I’ll preface this by saying up front that, I’ve been serving a sentence in the graphic design, printing, web and advertising business in some varying degree now for about 235 years, so my opinions may be jaded.
So there I am, I’m sitting in a meeting in a hotel conference room with a handful or business owners and a few “web” guys from other agencies, learning about the ways that social media and an online web strategy can boost sales and awareness of your companies brand all by magically funneling all of your non-existent free time into mining a Facebook page, closely watching your Facebook and google analytics, then tying the whole thing together with a radio and television campaign for maximum exposure.
It’s 30 minutes into the presentation and I’m trying hard not to fall asleep listening to the now streaming video of a leading industry advertising and social media expert when I got the bright idea to play a game. I would write down every stupid agency buzz word that the speaker said over the duration of the 30 minute presentation that I was sure that the majority of the business people in the room (clients or potential clients) would never admit that they had no clue what she(the speaker) meant or was talking about.
Here is the list:
TAP, SEO, SMO, CPC, DNS, ROP, OTO, PUR, CPP, CUME, Aggregate, Taxonomy…
Then- miss big words actually threw in these little pearls too: zenzizenzizenzic, recumbentibus and quomodocunquize (i’ll let you look em up)
Ok, I have to admit that I know most of the agency terms, but I had to look the other big words up when I got home. But just looking around the room, I knew that only about 5 people out of about 40 knew any of the terms or big words that this lady(aka: leading industry expert) was using to describe the services or processes she was presenting, and they were all agency guys like me. My litmus test has always been my wife, or my in-laws. If I start talking about something, like computers or coding, and I see their eyes glaze over and that blank, pretend to be politely listening stare is looking back at me, I know to change the conversation to something else or dumb down whatever i’m talking about. I could see that look on most of the faces in the conference room.
So this is the lead in to my whole point. Why then have agencies developed an appalling lexicon of phrases and dreadful gibberish meant to confuse rather than communicate plainly. Our most popular words have vague meanings and fuzzy definitions — branding, engagement, conversation, interactive, strategy… I believe they do it, because they can’t accept that what we do, in the grand scheme of things, is relatively straightforward and somehow by adding un-comprehendible words into conversations, presentations and casual interactions with clients they think that they are adding value.
I realize that every industry has specialized terms that only have meaning within an industry.
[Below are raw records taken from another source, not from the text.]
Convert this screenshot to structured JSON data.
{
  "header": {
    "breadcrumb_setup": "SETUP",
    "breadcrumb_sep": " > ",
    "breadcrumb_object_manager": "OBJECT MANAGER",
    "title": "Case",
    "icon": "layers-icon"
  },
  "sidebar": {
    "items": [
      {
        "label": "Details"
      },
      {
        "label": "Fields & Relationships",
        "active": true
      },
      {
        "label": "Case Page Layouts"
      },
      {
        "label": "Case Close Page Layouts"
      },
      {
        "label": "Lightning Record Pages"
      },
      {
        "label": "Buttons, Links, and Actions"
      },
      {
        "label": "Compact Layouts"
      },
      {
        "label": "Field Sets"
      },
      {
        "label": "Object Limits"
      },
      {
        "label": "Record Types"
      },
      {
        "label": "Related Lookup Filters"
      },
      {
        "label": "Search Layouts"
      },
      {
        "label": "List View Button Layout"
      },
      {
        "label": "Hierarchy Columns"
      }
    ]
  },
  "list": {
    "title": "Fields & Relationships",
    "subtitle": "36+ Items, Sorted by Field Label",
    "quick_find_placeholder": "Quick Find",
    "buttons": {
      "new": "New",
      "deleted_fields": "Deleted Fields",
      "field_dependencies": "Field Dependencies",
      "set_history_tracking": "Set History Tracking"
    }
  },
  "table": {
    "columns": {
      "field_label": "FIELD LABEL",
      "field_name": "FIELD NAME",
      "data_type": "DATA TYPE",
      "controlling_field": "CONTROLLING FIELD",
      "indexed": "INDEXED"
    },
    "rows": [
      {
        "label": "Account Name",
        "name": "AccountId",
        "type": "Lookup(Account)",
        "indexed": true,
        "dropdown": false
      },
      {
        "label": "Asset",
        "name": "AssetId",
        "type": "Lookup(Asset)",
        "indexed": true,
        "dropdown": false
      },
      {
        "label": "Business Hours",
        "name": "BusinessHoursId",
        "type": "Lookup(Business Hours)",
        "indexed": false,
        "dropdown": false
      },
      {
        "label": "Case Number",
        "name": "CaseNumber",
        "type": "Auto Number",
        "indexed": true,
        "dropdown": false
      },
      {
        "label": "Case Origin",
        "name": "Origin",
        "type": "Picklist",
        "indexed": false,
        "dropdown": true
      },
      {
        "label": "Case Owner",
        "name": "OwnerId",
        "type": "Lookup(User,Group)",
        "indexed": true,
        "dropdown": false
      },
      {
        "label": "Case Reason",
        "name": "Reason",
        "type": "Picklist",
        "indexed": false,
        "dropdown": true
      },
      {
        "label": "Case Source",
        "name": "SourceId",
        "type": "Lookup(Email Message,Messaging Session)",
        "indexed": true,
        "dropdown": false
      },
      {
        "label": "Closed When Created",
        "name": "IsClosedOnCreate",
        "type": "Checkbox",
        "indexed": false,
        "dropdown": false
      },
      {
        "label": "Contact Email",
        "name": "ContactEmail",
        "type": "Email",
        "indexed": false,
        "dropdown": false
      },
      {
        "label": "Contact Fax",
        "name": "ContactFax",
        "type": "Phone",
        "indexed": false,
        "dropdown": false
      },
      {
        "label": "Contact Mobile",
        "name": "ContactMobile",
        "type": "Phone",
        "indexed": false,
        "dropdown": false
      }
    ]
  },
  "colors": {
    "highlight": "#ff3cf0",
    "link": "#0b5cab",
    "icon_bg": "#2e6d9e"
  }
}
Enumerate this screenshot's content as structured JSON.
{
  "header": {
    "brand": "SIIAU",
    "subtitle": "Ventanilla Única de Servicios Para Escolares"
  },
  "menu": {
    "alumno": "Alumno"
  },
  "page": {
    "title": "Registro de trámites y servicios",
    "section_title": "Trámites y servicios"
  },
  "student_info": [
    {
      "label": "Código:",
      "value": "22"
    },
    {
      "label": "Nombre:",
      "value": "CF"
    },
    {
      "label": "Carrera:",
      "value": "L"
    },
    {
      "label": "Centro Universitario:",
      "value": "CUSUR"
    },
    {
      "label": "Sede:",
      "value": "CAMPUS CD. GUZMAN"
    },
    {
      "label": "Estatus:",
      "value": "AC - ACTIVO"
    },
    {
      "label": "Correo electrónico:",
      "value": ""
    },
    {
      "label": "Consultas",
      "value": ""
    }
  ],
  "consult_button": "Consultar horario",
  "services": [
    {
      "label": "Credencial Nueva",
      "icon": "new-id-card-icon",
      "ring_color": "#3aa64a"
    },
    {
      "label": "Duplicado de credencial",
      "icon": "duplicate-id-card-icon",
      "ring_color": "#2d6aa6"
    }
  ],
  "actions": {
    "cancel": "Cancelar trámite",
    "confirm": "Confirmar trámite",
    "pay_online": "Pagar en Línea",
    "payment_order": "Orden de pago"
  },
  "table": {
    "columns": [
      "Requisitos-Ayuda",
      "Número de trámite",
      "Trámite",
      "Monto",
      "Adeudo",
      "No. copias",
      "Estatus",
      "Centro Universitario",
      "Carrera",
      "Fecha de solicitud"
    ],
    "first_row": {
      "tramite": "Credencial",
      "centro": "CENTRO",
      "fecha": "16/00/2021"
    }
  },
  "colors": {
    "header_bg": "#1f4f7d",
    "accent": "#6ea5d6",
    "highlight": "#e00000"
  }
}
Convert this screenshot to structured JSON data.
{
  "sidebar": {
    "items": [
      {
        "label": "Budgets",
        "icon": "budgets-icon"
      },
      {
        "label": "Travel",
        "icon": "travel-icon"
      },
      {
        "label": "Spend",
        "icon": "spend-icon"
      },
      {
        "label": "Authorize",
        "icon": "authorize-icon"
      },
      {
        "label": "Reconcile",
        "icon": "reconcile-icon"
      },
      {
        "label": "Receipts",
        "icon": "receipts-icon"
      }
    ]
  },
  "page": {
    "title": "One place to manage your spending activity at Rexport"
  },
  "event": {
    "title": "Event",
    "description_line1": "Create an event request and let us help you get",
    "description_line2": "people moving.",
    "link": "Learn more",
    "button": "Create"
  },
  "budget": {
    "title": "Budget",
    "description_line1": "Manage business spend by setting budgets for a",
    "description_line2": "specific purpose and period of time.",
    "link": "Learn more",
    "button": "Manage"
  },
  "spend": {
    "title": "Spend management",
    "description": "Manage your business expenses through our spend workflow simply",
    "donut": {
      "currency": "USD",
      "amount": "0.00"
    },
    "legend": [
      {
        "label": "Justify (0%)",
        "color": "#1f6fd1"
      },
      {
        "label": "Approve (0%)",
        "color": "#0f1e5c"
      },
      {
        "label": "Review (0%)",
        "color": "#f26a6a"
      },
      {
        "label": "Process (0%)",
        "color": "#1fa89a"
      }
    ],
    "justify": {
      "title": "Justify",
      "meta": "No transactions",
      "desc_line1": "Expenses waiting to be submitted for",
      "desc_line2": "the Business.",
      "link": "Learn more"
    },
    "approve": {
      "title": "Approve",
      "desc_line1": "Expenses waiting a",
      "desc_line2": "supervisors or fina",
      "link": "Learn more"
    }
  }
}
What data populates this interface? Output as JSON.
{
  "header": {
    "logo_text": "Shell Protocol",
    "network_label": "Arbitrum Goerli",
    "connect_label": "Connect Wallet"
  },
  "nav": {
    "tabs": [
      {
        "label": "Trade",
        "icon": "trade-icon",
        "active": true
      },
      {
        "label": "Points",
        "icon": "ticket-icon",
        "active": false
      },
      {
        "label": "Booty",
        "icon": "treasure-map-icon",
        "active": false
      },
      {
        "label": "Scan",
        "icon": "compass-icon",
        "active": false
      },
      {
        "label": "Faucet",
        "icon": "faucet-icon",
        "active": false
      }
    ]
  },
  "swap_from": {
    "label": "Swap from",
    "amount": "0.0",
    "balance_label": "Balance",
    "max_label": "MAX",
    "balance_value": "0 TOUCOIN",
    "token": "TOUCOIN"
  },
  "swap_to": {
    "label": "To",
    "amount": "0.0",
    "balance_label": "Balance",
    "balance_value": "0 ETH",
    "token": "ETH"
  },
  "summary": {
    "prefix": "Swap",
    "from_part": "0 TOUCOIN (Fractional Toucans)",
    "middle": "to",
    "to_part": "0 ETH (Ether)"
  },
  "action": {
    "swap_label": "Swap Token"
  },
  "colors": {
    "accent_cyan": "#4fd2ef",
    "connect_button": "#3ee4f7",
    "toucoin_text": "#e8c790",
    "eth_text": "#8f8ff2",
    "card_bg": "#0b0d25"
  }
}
But when those terms become the words used to interact with clients who don’t understand them, I think it’s a problem. My thought is that obfuscating language has always been the tool of the intellectually insecure to batter the bewildered into spending un-necessary dollars.